__Task brief__
Whenever a line of the listing contains "JSON", it counts; give the total number of such lines and nothing more.

__The data__
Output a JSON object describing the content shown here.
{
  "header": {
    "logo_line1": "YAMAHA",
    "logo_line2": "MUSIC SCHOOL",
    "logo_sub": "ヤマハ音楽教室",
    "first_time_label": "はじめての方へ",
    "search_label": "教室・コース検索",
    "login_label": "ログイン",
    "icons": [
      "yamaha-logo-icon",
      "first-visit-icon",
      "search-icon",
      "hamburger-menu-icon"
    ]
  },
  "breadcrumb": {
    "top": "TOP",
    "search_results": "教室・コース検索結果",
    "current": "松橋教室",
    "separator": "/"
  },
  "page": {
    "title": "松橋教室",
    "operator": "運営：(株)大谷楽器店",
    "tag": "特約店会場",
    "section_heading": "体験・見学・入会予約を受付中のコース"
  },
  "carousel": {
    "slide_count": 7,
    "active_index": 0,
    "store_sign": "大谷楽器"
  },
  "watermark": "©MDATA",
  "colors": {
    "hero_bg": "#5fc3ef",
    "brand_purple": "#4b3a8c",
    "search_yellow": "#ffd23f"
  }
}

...

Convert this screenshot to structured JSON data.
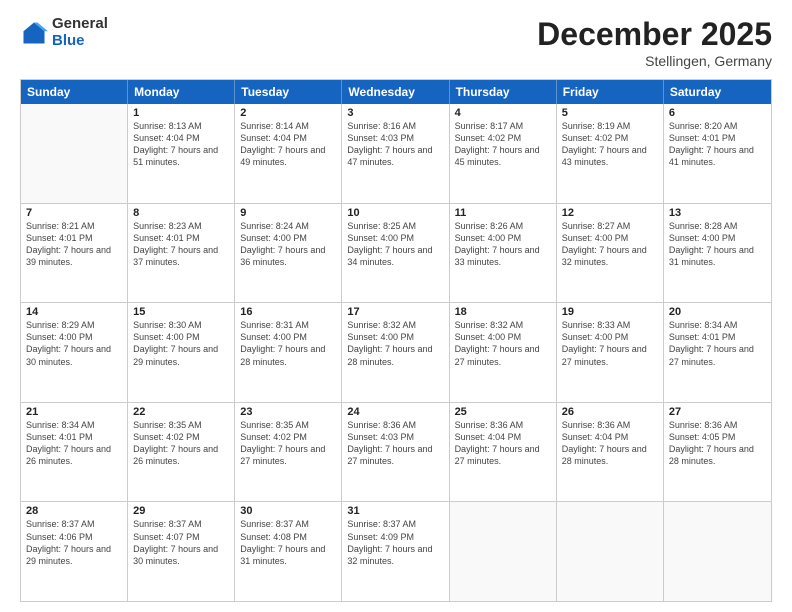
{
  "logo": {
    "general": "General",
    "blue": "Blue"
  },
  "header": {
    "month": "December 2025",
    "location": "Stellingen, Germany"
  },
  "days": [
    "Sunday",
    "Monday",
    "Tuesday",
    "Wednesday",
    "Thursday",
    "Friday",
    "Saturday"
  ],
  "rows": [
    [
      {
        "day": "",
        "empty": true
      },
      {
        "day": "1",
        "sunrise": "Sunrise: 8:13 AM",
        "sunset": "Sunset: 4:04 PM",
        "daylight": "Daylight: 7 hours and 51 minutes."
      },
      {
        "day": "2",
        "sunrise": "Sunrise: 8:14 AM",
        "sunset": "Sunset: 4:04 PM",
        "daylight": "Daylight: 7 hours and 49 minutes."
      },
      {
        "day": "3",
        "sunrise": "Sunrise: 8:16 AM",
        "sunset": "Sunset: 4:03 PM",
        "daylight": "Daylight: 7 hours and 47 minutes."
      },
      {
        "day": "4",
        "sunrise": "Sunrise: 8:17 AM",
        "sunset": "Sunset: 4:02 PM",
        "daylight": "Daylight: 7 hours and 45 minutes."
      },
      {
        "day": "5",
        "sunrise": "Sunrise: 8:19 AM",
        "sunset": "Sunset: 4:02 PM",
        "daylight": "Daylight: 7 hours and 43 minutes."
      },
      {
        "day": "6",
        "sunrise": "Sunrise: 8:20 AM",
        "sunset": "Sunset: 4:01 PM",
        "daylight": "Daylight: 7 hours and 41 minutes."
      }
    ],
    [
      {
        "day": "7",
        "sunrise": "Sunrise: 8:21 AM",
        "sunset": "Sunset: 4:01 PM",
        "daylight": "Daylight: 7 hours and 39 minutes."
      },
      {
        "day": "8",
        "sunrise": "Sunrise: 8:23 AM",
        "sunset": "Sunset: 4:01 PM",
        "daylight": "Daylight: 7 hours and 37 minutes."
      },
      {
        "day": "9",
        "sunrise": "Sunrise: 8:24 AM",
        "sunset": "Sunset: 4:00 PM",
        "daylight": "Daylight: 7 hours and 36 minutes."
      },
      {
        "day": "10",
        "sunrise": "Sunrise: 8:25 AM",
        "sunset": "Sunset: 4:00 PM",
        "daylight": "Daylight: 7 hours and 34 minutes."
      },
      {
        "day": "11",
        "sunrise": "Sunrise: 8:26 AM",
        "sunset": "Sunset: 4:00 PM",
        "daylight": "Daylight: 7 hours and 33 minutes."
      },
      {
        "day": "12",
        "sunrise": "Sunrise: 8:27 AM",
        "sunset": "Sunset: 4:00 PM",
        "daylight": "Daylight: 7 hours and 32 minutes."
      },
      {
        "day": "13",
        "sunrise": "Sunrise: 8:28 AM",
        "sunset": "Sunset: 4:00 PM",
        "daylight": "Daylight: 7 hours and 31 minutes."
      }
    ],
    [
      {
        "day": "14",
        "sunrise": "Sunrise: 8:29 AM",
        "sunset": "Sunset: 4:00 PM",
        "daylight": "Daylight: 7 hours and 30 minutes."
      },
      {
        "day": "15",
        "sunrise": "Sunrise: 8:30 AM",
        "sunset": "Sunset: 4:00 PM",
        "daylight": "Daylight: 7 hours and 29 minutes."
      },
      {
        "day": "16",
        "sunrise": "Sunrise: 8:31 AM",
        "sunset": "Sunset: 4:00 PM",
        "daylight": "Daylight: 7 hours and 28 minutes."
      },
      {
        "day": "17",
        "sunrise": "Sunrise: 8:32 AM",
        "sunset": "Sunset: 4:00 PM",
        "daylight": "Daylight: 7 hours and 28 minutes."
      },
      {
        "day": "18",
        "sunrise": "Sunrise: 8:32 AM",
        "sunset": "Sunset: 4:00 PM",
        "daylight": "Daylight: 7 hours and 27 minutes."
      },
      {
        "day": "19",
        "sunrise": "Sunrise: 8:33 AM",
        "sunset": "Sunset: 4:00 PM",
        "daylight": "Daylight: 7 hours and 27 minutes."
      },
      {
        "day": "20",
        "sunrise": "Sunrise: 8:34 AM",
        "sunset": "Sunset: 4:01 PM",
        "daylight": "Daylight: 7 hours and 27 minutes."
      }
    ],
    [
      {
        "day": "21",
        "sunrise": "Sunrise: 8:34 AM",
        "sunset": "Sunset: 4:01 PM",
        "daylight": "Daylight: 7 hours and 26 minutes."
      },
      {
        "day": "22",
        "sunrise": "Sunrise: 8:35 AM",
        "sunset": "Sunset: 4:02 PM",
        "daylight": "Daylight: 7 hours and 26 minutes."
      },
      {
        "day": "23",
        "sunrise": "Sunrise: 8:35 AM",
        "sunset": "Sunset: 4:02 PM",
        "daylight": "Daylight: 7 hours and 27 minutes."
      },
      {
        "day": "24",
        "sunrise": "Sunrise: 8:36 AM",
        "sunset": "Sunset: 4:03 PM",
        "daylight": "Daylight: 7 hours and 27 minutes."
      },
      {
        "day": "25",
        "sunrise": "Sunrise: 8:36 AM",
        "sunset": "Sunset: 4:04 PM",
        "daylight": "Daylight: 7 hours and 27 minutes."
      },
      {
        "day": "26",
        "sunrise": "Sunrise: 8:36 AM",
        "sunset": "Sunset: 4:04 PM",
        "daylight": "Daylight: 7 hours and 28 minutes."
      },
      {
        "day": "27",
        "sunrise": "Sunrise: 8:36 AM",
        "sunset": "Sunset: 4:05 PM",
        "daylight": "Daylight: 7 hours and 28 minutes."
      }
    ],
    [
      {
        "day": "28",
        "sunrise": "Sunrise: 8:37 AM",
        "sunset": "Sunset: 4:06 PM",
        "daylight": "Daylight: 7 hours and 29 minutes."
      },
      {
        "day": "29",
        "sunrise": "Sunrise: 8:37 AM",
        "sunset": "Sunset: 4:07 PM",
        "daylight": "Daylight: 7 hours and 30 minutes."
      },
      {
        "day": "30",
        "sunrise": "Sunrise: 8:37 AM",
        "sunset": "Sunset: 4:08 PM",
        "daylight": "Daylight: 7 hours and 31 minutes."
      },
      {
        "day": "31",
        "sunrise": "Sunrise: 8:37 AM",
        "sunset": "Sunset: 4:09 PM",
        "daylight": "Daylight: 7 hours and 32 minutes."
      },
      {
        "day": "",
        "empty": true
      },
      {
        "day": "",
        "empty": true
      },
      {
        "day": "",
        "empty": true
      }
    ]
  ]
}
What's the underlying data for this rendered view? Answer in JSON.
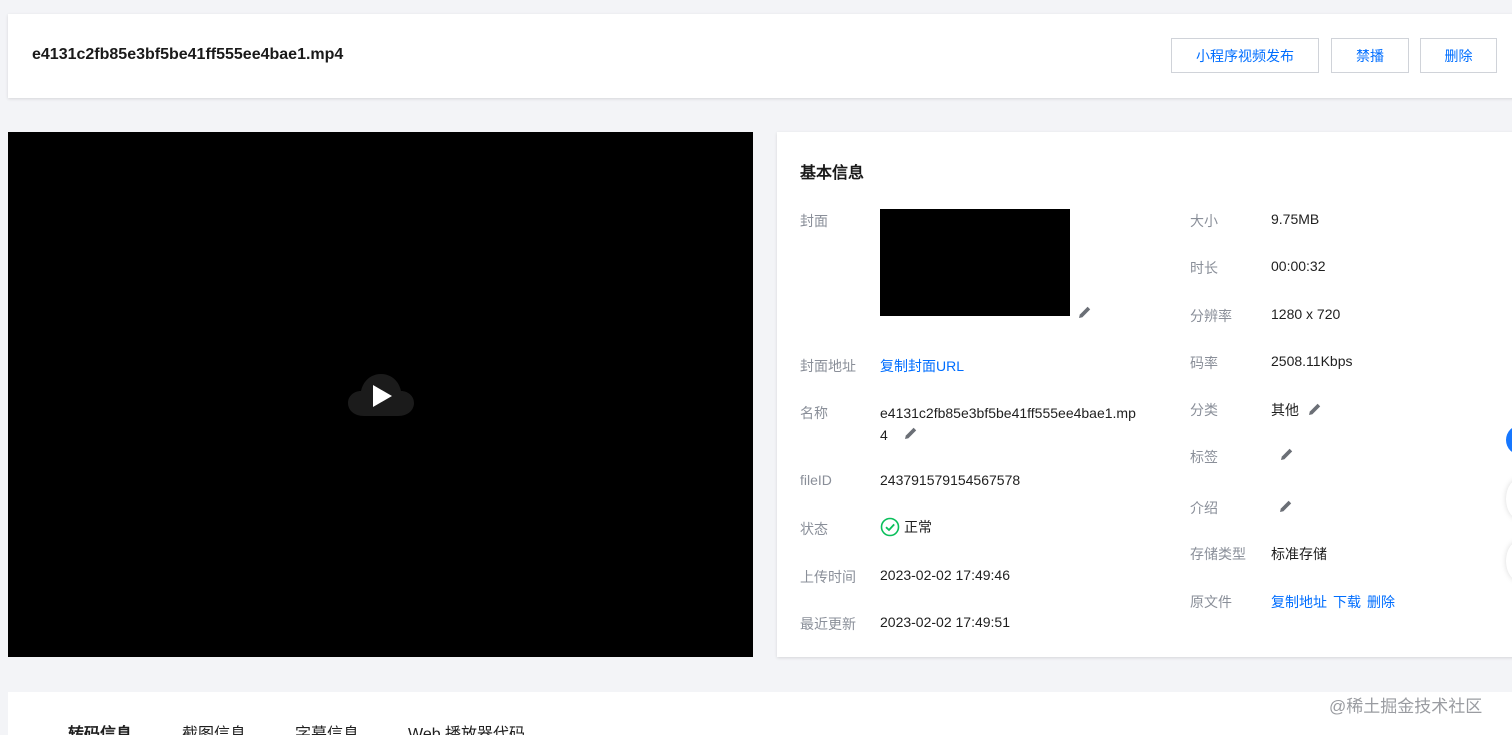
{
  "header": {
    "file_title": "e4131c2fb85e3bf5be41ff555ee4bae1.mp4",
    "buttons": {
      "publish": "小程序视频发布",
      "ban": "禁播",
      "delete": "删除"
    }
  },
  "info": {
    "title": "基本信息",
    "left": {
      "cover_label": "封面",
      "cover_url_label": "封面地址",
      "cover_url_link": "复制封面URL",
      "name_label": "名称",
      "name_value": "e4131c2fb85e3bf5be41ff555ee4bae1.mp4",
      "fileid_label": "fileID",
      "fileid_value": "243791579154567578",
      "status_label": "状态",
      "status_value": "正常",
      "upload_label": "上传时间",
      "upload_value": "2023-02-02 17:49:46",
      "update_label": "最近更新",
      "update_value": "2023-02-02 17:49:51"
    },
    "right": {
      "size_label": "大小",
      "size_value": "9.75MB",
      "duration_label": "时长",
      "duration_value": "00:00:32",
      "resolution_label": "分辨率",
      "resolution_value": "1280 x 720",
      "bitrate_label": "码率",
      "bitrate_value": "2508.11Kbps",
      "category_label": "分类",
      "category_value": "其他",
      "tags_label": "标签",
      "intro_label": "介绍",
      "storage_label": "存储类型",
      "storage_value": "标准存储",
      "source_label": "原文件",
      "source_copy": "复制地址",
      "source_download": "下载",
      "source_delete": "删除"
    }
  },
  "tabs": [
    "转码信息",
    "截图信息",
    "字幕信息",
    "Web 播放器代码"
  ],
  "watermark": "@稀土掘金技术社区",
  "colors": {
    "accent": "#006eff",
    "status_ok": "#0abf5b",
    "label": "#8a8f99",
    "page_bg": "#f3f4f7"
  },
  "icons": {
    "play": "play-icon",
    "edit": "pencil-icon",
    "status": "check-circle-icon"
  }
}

__Task output__
3